Aim of the exercise | Each line of the entries below that includes "username" belongs in your answer.

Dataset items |
•••

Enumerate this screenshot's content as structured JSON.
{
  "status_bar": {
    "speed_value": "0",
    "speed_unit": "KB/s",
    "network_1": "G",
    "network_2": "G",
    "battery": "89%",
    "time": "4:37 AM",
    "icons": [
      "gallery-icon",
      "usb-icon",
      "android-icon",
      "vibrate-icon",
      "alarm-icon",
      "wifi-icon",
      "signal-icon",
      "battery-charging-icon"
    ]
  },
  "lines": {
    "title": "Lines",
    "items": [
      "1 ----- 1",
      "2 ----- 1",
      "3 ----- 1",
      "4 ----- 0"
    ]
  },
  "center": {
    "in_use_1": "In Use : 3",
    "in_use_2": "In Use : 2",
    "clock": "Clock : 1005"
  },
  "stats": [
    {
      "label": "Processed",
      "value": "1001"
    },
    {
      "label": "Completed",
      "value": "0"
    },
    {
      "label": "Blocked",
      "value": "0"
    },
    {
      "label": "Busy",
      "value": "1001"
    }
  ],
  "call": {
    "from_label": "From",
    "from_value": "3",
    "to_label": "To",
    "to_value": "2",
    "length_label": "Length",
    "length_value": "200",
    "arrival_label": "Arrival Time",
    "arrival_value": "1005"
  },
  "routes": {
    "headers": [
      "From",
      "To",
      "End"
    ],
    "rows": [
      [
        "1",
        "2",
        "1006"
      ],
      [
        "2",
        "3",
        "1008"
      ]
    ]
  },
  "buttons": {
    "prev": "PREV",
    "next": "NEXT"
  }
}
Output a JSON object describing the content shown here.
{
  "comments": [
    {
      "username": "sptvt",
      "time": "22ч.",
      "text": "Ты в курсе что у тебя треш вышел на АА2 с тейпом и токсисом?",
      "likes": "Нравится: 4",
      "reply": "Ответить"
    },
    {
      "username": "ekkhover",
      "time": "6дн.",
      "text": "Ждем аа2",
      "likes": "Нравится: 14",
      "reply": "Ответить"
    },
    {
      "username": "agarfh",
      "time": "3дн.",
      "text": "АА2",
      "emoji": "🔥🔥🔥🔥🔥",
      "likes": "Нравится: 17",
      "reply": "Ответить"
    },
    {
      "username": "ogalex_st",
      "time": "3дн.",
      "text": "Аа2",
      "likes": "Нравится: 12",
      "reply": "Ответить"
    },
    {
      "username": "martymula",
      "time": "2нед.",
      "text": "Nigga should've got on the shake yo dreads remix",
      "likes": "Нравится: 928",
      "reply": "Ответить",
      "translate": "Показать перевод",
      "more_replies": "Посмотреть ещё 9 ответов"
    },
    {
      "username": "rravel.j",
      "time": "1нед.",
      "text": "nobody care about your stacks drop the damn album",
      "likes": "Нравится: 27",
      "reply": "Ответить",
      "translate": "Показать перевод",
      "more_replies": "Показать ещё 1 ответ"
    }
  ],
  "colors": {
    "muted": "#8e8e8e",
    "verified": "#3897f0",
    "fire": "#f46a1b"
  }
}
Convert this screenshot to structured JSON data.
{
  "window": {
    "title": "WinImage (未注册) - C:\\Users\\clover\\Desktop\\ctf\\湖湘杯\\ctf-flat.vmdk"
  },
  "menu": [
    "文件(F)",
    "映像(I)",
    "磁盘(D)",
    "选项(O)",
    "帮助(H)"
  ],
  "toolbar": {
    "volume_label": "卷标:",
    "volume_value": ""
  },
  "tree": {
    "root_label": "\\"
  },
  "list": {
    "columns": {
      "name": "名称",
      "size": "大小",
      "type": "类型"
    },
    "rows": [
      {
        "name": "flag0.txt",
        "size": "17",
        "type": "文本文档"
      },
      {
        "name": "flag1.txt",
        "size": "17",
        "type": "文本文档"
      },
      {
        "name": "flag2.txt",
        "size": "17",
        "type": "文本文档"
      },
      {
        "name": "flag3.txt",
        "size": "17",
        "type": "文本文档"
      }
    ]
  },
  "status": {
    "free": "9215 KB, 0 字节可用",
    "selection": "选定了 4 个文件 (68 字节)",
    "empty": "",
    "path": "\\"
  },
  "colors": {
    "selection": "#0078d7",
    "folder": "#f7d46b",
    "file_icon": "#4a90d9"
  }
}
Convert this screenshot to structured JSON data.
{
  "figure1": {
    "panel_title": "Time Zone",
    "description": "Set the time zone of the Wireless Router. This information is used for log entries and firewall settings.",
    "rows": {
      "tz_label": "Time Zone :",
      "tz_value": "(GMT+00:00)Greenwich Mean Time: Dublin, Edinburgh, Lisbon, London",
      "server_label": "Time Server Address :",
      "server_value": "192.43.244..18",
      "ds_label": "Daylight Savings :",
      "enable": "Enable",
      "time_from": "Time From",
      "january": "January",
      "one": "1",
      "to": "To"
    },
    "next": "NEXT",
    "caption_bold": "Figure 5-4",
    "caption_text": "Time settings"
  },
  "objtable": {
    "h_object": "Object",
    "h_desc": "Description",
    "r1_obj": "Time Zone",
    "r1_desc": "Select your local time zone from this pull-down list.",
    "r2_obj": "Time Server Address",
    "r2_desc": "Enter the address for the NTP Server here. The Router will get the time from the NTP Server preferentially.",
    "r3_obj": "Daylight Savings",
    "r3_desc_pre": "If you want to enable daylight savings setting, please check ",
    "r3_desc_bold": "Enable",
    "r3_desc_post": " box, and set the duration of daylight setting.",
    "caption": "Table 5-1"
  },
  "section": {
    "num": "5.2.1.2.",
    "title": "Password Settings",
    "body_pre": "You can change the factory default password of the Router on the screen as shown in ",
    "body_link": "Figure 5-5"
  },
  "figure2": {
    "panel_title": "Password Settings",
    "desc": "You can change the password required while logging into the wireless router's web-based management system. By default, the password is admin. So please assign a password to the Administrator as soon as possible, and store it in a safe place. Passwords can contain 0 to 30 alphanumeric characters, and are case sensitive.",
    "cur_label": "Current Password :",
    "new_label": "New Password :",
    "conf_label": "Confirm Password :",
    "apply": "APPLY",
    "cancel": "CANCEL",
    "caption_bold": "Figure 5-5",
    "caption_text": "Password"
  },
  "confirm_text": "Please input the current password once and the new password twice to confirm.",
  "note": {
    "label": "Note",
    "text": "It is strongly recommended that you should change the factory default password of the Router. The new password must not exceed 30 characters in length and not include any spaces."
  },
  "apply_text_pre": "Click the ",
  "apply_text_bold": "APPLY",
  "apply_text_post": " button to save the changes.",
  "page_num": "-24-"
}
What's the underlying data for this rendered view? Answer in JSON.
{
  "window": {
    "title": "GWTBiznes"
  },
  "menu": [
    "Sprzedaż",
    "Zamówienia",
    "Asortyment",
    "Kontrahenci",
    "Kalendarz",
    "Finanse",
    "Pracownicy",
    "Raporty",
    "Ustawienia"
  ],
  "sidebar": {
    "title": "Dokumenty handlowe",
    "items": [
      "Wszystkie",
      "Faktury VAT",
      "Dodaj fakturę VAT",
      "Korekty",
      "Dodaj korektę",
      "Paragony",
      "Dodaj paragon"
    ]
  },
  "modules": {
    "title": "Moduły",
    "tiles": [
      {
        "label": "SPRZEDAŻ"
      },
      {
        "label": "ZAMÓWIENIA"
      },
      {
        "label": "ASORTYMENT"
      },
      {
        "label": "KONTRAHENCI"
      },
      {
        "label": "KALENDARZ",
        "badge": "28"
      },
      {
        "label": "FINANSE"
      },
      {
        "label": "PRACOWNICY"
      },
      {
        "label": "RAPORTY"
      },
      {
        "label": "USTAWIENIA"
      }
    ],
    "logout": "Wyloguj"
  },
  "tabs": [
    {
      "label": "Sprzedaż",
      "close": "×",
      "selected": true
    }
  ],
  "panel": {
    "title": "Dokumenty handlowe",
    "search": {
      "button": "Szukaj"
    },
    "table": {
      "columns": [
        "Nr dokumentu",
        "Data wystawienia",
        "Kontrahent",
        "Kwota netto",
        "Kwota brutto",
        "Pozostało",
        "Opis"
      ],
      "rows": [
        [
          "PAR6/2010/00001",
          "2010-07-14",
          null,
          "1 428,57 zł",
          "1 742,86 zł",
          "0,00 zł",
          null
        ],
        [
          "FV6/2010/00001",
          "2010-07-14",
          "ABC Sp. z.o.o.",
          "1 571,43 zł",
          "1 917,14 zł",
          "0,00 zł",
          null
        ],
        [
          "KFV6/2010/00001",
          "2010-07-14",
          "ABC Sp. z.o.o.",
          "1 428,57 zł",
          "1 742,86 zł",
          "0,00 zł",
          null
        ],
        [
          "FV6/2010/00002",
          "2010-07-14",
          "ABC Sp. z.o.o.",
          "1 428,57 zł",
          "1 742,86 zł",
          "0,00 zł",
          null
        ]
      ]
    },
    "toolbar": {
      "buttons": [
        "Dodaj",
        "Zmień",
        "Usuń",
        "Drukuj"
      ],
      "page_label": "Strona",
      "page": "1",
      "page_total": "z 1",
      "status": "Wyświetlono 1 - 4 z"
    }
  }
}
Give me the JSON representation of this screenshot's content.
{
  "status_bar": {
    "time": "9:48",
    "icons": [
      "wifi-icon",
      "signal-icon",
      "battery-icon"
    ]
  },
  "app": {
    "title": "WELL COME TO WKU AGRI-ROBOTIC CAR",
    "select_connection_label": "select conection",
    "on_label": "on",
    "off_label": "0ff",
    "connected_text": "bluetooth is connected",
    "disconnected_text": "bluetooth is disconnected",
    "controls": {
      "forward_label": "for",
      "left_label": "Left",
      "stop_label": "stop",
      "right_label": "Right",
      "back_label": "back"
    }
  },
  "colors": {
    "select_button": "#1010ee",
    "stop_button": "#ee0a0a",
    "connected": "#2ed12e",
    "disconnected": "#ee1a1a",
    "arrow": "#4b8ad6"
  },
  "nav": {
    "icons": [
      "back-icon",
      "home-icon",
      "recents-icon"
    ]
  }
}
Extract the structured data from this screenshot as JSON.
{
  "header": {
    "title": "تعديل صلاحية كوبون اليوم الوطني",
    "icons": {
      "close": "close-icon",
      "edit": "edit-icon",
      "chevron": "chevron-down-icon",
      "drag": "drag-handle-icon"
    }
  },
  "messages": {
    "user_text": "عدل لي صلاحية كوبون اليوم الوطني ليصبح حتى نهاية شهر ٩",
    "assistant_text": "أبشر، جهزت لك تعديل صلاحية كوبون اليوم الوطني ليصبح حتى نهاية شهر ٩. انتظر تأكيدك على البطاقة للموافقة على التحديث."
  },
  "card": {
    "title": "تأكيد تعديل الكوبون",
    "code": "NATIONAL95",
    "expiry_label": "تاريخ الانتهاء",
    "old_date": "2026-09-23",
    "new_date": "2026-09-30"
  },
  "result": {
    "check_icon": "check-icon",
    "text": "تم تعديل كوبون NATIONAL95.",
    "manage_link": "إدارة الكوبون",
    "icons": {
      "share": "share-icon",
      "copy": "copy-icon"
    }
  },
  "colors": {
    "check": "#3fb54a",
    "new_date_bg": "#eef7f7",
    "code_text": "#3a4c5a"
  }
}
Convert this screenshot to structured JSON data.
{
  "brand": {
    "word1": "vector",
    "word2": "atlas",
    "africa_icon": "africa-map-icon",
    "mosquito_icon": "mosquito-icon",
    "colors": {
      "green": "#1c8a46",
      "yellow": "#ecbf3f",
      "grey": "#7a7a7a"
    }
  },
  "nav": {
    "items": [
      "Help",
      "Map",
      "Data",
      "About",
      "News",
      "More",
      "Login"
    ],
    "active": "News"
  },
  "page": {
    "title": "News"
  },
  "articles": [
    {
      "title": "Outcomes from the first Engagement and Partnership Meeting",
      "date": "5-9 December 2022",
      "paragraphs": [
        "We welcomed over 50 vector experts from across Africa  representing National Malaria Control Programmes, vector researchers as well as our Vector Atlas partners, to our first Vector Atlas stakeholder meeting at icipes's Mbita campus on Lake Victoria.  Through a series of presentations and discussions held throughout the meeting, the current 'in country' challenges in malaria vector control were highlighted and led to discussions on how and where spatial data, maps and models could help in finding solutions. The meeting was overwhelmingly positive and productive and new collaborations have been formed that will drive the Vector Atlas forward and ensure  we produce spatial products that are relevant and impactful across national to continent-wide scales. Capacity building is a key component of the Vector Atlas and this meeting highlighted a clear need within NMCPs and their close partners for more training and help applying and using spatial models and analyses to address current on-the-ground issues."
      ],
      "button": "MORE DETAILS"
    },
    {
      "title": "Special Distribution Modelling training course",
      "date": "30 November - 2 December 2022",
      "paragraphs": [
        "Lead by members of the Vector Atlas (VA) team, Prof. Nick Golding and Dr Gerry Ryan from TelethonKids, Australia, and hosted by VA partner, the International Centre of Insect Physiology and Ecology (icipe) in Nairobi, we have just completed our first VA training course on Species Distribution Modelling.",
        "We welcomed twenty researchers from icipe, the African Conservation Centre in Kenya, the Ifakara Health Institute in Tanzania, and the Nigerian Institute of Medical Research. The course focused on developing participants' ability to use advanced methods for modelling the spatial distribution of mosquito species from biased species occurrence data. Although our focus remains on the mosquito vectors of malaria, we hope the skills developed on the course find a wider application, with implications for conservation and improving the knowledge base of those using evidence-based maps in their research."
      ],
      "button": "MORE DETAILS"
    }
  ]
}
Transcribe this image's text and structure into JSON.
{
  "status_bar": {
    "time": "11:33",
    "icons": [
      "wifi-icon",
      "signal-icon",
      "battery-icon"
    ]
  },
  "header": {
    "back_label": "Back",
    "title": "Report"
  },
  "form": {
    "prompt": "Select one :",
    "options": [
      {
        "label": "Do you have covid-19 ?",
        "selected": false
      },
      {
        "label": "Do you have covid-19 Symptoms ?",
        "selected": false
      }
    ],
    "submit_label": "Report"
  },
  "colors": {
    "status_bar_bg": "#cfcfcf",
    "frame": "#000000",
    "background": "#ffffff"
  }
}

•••

The completed task |
      "username": "sptvt",
      "username": "ekkhover",
      "username": "agarfh",
      "username": "ogalex_st",
      "username": "martymula",
      "username": "rravel.j",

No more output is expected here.